Travel back with us to the hot month of June 2010 in Baltimore, Maryland. Commissioner Douglas Nazarian, Chair of the Maryland Public Service Commission (MPSC) is in the hot seat. He is considering whether to approve a proposal from Baltimore Gas and Electric (BGE) to use a 200 million dollar budget granted by the Department of Energy to roll out smart meters across their service territory and to institute a new electricity pricing plan that would rely on the meters.
Smart meters, an upgrade from the traditional analogue electric meters, have been heralded as a key step towards the elusive smart grid. They are designed to facilitate communication between end users and utility companies, to help individuals and communities save on electricity, to help utility companies cut operational costs, and to decrease the risk of costly and life-threatening blackouts during peak summer demands. They are typically considered a win-win-win for electric ratepayers, the utility company, and the environment.

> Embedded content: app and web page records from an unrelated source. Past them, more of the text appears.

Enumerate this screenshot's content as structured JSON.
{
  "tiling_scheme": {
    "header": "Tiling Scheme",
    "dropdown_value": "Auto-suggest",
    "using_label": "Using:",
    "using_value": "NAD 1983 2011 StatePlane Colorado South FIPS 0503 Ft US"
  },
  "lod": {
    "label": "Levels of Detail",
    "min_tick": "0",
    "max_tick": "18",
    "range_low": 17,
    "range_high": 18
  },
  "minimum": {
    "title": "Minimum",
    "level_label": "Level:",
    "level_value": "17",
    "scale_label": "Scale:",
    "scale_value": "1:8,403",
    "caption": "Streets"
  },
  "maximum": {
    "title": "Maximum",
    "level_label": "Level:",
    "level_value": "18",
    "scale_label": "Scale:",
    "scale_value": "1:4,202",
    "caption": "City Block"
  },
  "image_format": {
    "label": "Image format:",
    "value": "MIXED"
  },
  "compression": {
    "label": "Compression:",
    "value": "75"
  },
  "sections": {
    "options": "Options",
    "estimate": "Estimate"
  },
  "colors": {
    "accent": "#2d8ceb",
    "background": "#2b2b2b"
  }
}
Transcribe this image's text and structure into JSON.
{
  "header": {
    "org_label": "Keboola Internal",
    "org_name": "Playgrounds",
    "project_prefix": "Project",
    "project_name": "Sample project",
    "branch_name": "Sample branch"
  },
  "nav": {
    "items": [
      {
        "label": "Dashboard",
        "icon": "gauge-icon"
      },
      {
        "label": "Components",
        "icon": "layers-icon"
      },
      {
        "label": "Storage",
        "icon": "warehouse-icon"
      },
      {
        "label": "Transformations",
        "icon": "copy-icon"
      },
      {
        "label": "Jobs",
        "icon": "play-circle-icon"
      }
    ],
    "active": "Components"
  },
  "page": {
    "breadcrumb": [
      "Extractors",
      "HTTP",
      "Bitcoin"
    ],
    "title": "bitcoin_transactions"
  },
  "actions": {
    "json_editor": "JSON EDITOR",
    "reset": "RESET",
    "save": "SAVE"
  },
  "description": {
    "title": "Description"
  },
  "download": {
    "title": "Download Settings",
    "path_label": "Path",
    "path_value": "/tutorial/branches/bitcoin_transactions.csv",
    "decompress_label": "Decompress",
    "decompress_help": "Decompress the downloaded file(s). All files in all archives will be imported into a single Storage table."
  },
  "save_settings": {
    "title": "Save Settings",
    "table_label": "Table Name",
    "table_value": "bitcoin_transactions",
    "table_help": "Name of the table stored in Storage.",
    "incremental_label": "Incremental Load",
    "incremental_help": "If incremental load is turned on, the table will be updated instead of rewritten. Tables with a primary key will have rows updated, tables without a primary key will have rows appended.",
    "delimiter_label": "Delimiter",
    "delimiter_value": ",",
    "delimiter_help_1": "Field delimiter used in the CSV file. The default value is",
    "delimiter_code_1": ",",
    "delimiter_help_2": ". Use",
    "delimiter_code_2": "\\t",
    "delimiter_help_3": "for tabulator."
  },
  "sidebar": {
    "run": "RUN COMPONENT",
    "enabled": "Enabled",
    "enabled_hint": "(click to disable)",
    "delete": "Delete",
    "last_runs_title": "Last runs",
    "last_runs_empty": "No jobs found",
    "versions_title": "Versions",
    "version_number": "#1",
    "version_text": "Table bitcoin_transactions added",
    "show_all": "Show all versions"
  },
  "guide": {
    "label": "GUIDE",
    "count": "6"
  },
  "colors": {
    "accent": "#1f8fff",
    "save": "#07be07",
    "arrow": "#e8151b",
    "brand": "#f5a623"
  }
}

Yet many consumers fear privacy violations, health impacts, and other downsides to deploying this new technology. What will Doug decide? Today’s broadcast features the audio recording and editing work of “Mad Genius” Ed Waisanen, working with Gianna Petito. Gianna is a co-author on this case with Arman Golrokhian (in studio today!) and Geoffrey Burmeister, and the faculty advisor for the case is economist Michael Moore.
Listen in with us for more than just great tracks from Nina Simone and Rod Lee about Baltimore, but also for Doug’s reflections on his decision making, as well as conversations with Paula Carmody of the People’s Council for Maryland, who represented the interests of ratepayers in that turning point for a town with a lot of governance challenges. A final subject, Kim Curry, is an attorney in the General Council office for BGE, and she emphasizes the need for the company to profitably provide electricity to ratepayers. Discover firsthand how each actor played roles and perceived Doug and his commission’s decision first to block the proposal, then to accept a modified version that took into account key ratepayer concerns.
With this blogcast we are showcasing the audio component of this Michigan Sustainability Case, one in a series of new approaches to case based teaching and learning that use audio and visual imagery alongside text and engaged teaching techniques to expand the appeal and traction of sustainability science beyond traditional learning methods, and beyond classrooms into civic, commercial, and community contexts.
While this case narrative evokes the 2010 as the present, the podcast continues beyond this decision-point, allowing the actors involved to reflect on the events of the past in light of the present and vice versa, in effect updating the case, and inviting users to enter the learning platform as both learners and contributors to what is an updatable, dynamic case for forward learning on this topic.